Although about 1 in 7 men will be eventually be diagnosed with prostate cancer in his lifetime, the warning signs of the disease are often vague and may be confused with other conditions, experts at Fox Chase Cancer Center say.
Prostate cancer can be serious but it’s often not fatal. Men should talk to their doctor about the risks and benefits of getting screened for the disease, advised Dr. Alexander Kutikov, chief of the division of urologic oncology at Fox Chase in Philadelphia.
“Considering how often prostate cancer occurs in men, every man should familiarize himself with its signs and risk factors,” Kutikov said in a center news release.
“Yet, not all men should be screened for prostate cancer. Ultimately, the decision to get screened needs to be weighed in terms of the advantages and disadvantages of screening. Men should familiarize themselves with the trade-offs of prostate cancer screening and discuss both their risk factors and personal preferences with a provider whom they trust,” he said.
Prostate cancer symptoms may be confused with signs of other common but noncancerous disorders, such as benign prostatic hyperplasia, Kutikov said.
Symptoms of prostate cancer may include:
- Trouble starting to urinate.
- Weak or interrupted flow of urine.
- Urinating more often, particularly during the night.

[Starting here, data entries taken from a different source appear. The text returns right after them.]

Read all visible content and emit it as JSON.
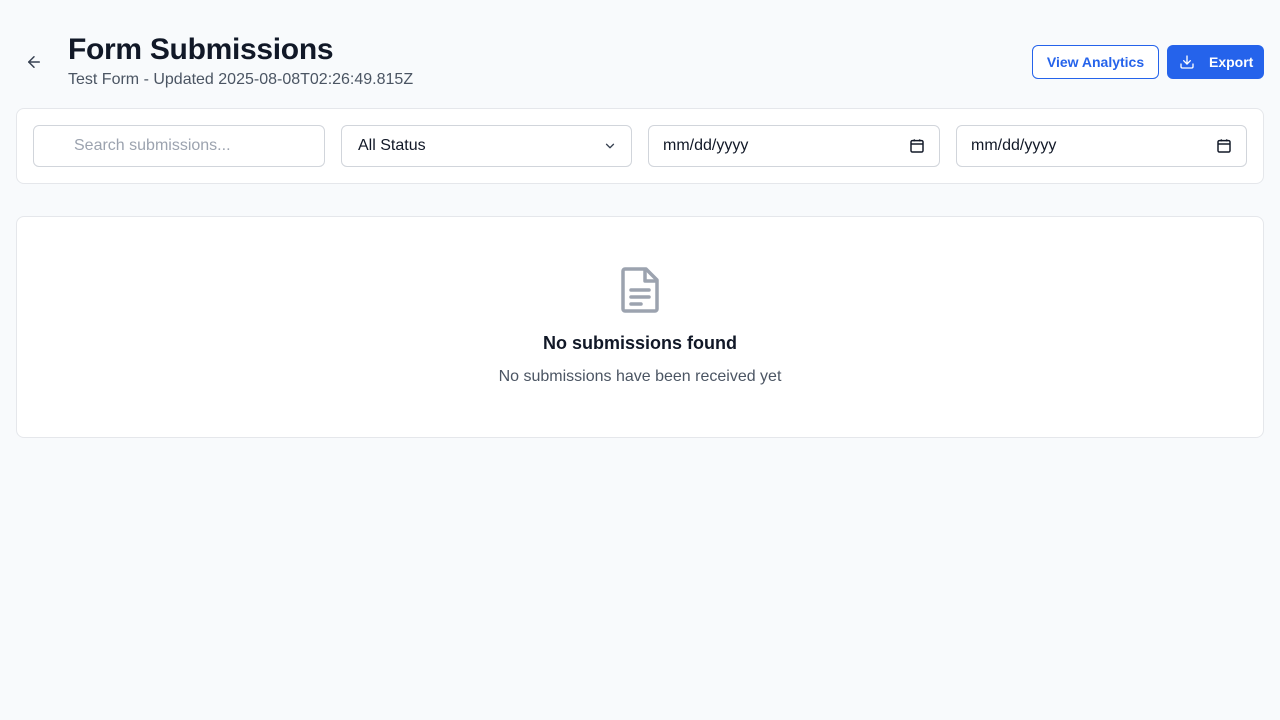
{
  "header": {
    "title": "Form Submissions",
    "subtitle": "Test Form - Updated 2025-08-08T02:26:49.815Z",
    "back_icon": "arrow-left-icon",
    "view_analytics_label": "View Analytics",
    "export_label": "Export",
    "export_icon": "download-icon"
  },
  "filters": {
    "search_placeholder": "Search submissions...",
    "status_value": "All Status",
    "date_from_value": "mm/dd/yyyy",
    "date_to_value": "mm/dd/yyyy"
  },
  "empty_state": {
    "icon": "document-icon",
    "title": "No submissions found",
    "description": "No submissions have been received yet"
  },
  "colors": {
    "accent": "#2563eb",
    "background": "#f8fafc"
  }
}
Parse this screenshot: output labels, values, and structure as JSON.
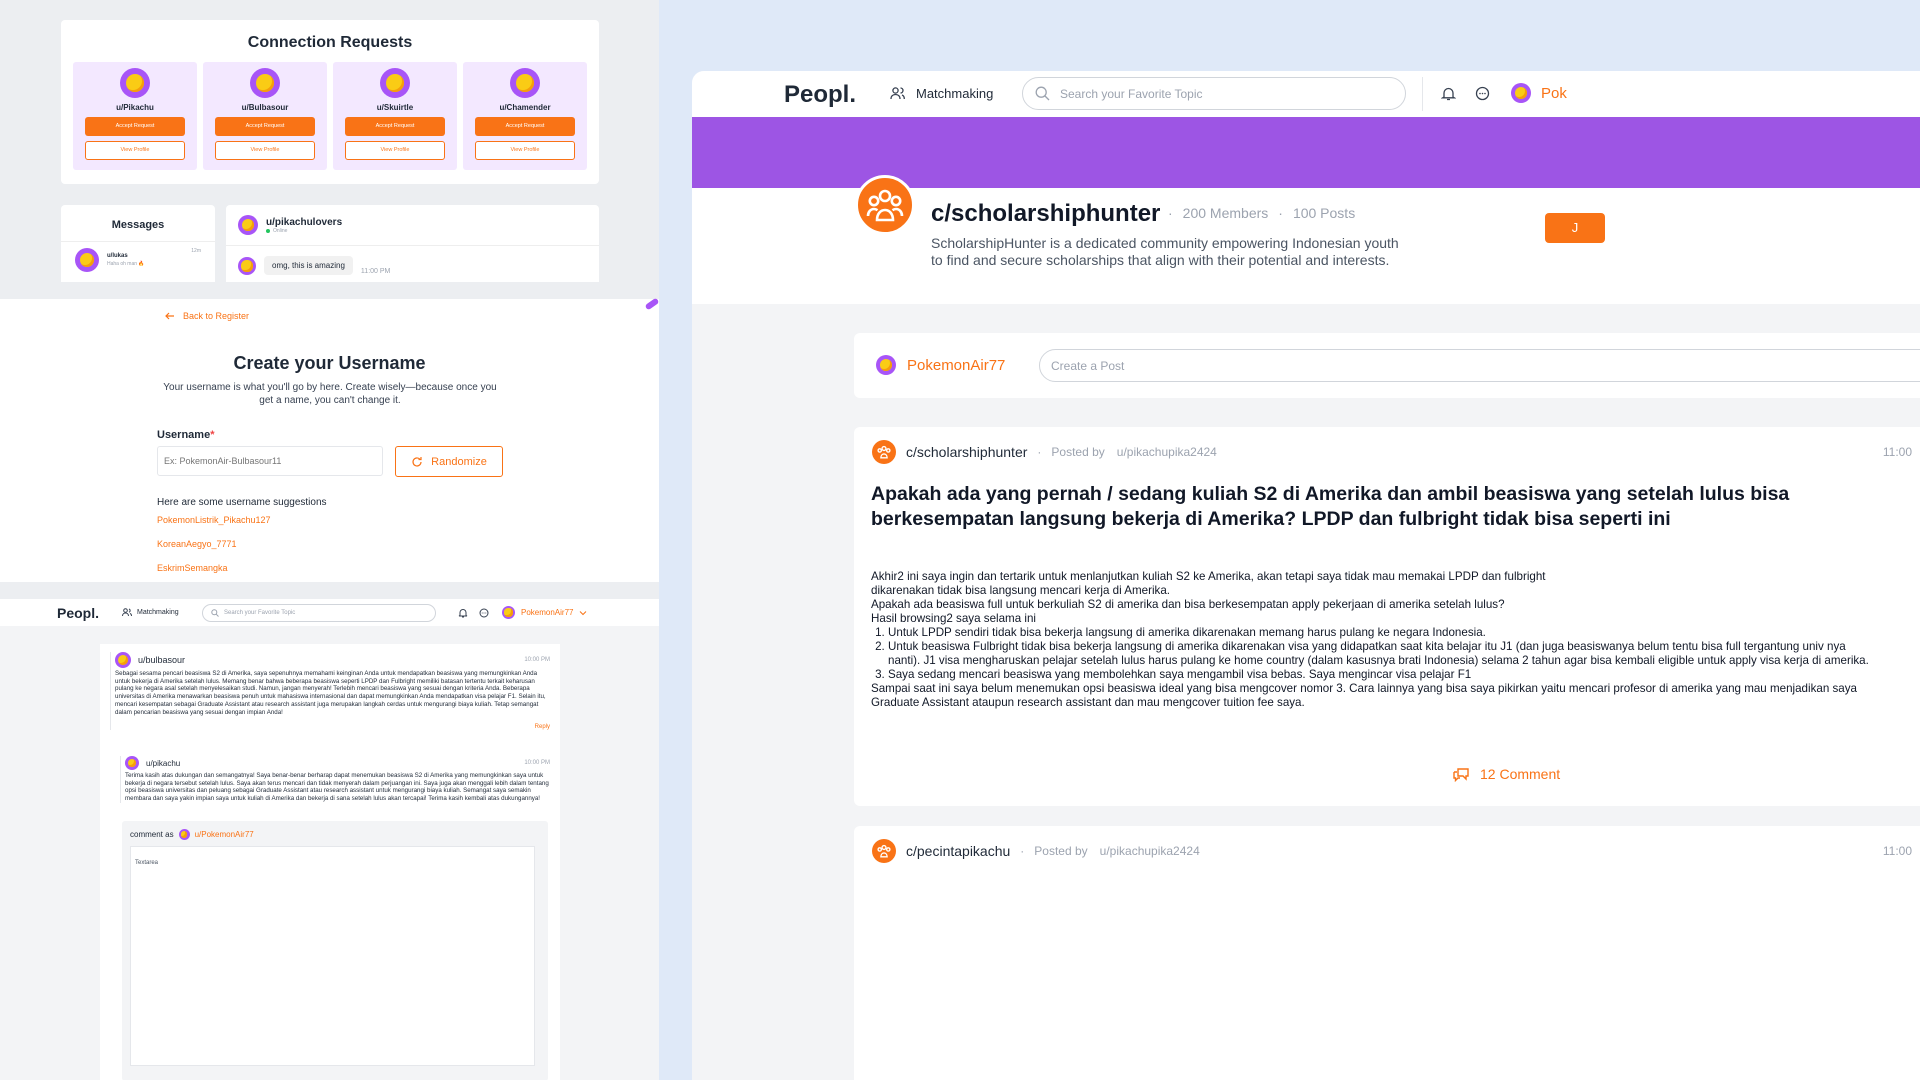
{
  "colors": {
    "accent": "#f97316",
    "banner": "#9d55e4",
    "lavender": "#f3e8ff",
    "blue_bg": "#dbeafe"
  },
  "connections": {
    "title": "Connection Requests",
    "items": [
      {
        "user": "u/Pikachu",
        "accept": "Accept Request",
        "view": "View Profile"
      },
      {
        "user": "u/Bulbasour",
        "accept": "Accept Request",
        "view": "View Profile"
      },
      {
        "user": "u/Skuirtle",
        "accept": "Accept Request",
        "view": "View Profile"
      },
      {
        "user": "u/Chamender",
        "accept": "Accept Request",
        "view": "View Profile"
      }
    ]
  },
  "messages": {
    "title": "Messages",
    "item": {
      "user": "u/lukas",
      "preview": "Haha oh man 🔥",
      "time": "12m"
    },
    "chat": {
      "user": "u/pikachulovers",
      "status": "Online",
      "bubble": "omg, this is amazing",
      "time": "11:00 PM"
    }
  },
  "register": {
    "back": "Back to Register",
    "title": "Create your Username",
    "desc": "Your username is what you'll go by here. Create wisely—because once you get a name, you can't change it.",
    "label": "Username",
    "required": "*",
    "placeholder": "Ex: PokemonAir-Bulbasour11",
    "randomize": "Randomize",
    "suggest_title": "Here are some username suggestions",
    "suggestions": [
      "PokemonListrik_Pikachu127",
      "KoreanAegyo_7771",
      "EskrimSemangka"
    ]
  },
  "thread_nav": {
    "logo": "Peopl.",
    "matchmaking": "Matchmaking",
    "search_placeholder": "Search your Favorite Topic",
    "user": "PokemonAir77"
  },
  "thread": {
    "c1": {
      "user": "u/bulbasour",
      "time": "10:00 PM",
      "text": "Sebagai sesama pencari beasiswa S2 di Amerika, saya sepenuhnya memahami keinginan Anda untuk mendapatkan beasiswa yang memungkinkan Anda untuk bekerja di Amerika setelah lulus. Memang benar bahwa beberapa beasiswa seperti LPDP dan Fulbright memiliki batasan tertentu terkait keharusan pulang ke negara asal setelah menyelesaikan studi. Namun, jangan menyerah! Terlebih mencari beasiswa yang sesuai dengan kriteria Anda. Beberapa universitas di Amerika menawarkan beasiswa penuh untuk mahasiswa internasional dan dapat memungkinkan Anda mendapatkan visa pelajar F1. Selain itu, mencari kesempatan sebagai Graduate Assistant atau research assistant juga merupakan langkah cerdas untuk mengurangi biaya kuliah. Tetap semangat dalam pencarian beasiswa yang sesuai dengan impian Anda!",
      "reply": "Reply"
    },
    "c2": {
      "user": "u/pikachu",
      "time": "10:00 PM",
      "text": "Terima kasih atas dukungan dan semangatnya! Saya benar-benar berharap dapat menemukan beasiswa S2 di Amerika yang memungkinkan saya untuk bekerja di negara tersebut setelah lulus. Saya akan terus mencari dan tidak menyerah dalam perjuangan ini. Saya juga akan menggali lebih dalam tentang opsi beasiswa universitas dan peluang sebagai Graduate Assistant atau research assistant untuk mengurangi biaya kuliah. Semangat saya semakin membara dan saya yakin impian saya untuk kuliah di Amerika dan bekerja di sana setelah lulus akan tercapai! Terima kasih kembali atas dukungannya!"
    },
    "comment_as": "comment as",
    "comment_user": "u/PokemonAir77",
    "textarea": "Textarea"
  },
  "main_nav": {
    "logo": "Peopl.",
    "matchmaking": "Matchmaking",
    "search_placeholder": "Search your Favorite Topic",
    "user": "Pok"
  },
  "community": {
    "name": "c/scholarshiphunter",
    "members": "200 Members",
    "posts": "100 Posts",
    "desc_line1": "ScholarshipHunter is a dedicated community empowering Indonesian youth",
    "desc_line2": "to find and secure scholarships that align with their potential and interests.",
    "join": "J"
  },
  "composer": {
    "user": "PokemonAir77",
    "placeholder": "Create a Post"
  },
  "post1": {
    "community": "c/scholarshiphunter",
    "posted_by": "Posted by",
    "author": "u/pikachupika2424",
    "time": "11:00",
    "title": "Apakah ada yang pernah / sedang kuliah S2 di Amerika dan ambil beasiswa yang setelah lulus bisa berkesempatan langsung bekerja di Amerika? LPDP dan fulbright tidak bisa seperti ini",
    "body1": "Akhir2 ini saya ingin dan tertarik untuk menlanjutkan kuliah S2 ke Amerika, akan tetapi saya tidak mau memakai LPDP dan fulbright",
    "body2": "dikarenakan tidak bisa langsung mencari kerja di Amerika.",
    "body3": "Apakah ada beasiswa full untuk berkuliah S2 di amerika dan bisa berkesempatan apply pekerjaan di amerika setelah lulus?",
    "body4": "Hasil browsing2 saya selama ini",
    "list": [
      "Untuk LPDP sendiri tidak bisa bekerja langsung di amerika dikarenakan memang harus pulang ke negara Indonesia.",
      "Untuk beasiswa Fulbright tidak bisa bekerja langsung di amerika dikarenakan visa yang didapatkan saat kita belajar itu J1 (dan juga beasiswanya belum tentu bisa full tergantung univ nya nanti). J1 visa mengharuskan pelajar setelah lulus harus pulang ke home country (dalam kasusnya brati Indonesia) selama 2 tahun agar bisa kembali eligible untuk apply visa kerja di amerika.",
      "Saya sedang mencari beasiswa yang membolehkan saya mengambil visa bebas. Saya mengincar visa pelajar F1"
    ],
    "body5": "Sampai saat ini saya belum menemukan opsi beasiswa ideal yang bisa mengcover nomor 3. Cara lainnya yang bisa saya pikirkan yaitu mencari profesor di amerika yang mau menjadikan saya Graduate Assistant ataupun research assistant dan mau mengcover tuition fee saya.",
    "comments": "12 Comment"
  },
  "post2": {
    "community": "c/pecintapikachu",
    "posted_by": "Posted by",
    "author": "u/pikachupika2424",
    "time": "11:00"
  }
}
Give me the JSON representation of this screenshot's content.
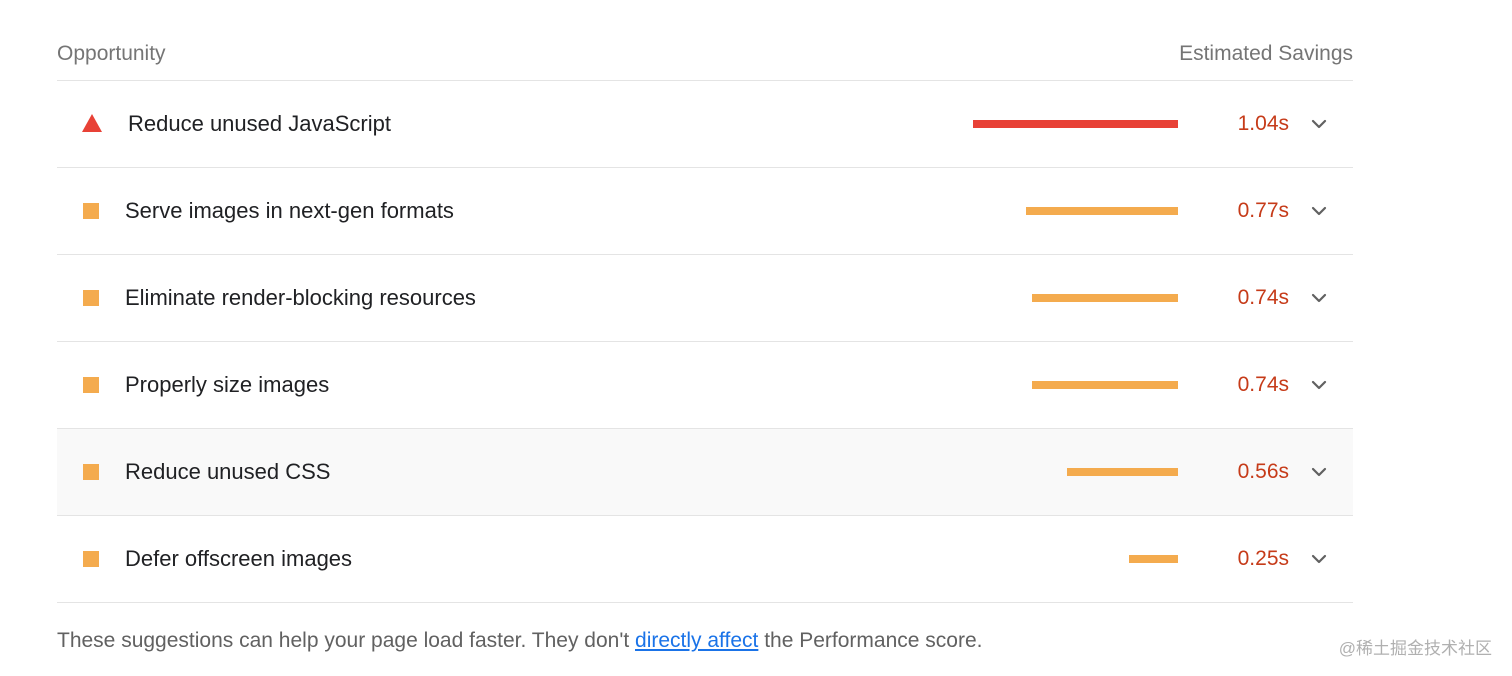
{
  "header": {
    "opportunity_label": "Opportunity",
    "savings_label": "Estimated Savings"
  },
  "opportunities": [
    {
      "title": "Reduce unused JavaScript",
      "savings": "1.04s",
      "rating": "fail",
      "bar_fraction": 1.0,
      "icon": "red-triangle-icon"
    },
    {
      "title": "Serve images in next-gen formats",
      "savings": "0.77s",
      "rating": "average",
      "bar_fraction": 0.74,
      "icon": "orange-square-icon"
    },
    {
      "title": "Eliminate render-blocking resources",
      "savings": "0.74s",
      "rating": "average",
      "bar_fraction": 0.71,
      "icon": "orange-square-icon"
    },
    {
      "title": "Properly size images",
      "savings": "0.74s",
      "rating": "average",
      "bar_fraction": 0.71,
      "icon": "orange-square-icon"
    },
    {
      "title": "Reduce unused CSS",
      "savings": "0.56s",
      "rating": "average",
      "bar_fraction": 0.54,
      "icon": "orange-square-icon"
    },
    {
      "title": "Defer offscreen images",
      "savings": "0.25s",
      "rating": "average",
      "bar_fraction": 0.24,
      "icon": "orange-square-icon"
    }
  ],
  "footer": {
    "text_before": "These suggestions can help your page load faster. They don't ",
    "link_text": "directly affect",
    "text_after": " the Performance score."
  },
  "watermark": "@稀土掘金技术社区",
  "colors": {
    "fail": "#e84136",
    "average": "#f4ab4e",
    "savings_text": "#c63b19",
    "link": "#1a73e8"
  }
}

- Trouble emptying the bladder.
- Pain or burning during urination.
- Bloody urine or semen.
- Chronic pain in the back, hips or pelvis.
- Painful ejaculation or sudden erectile dysfunction.
Researchers at Nottingham University in the United Kingdom studied the sex lives of 840 men and discovered that those who masturbated more and were more sexually active in their twenties and thirties were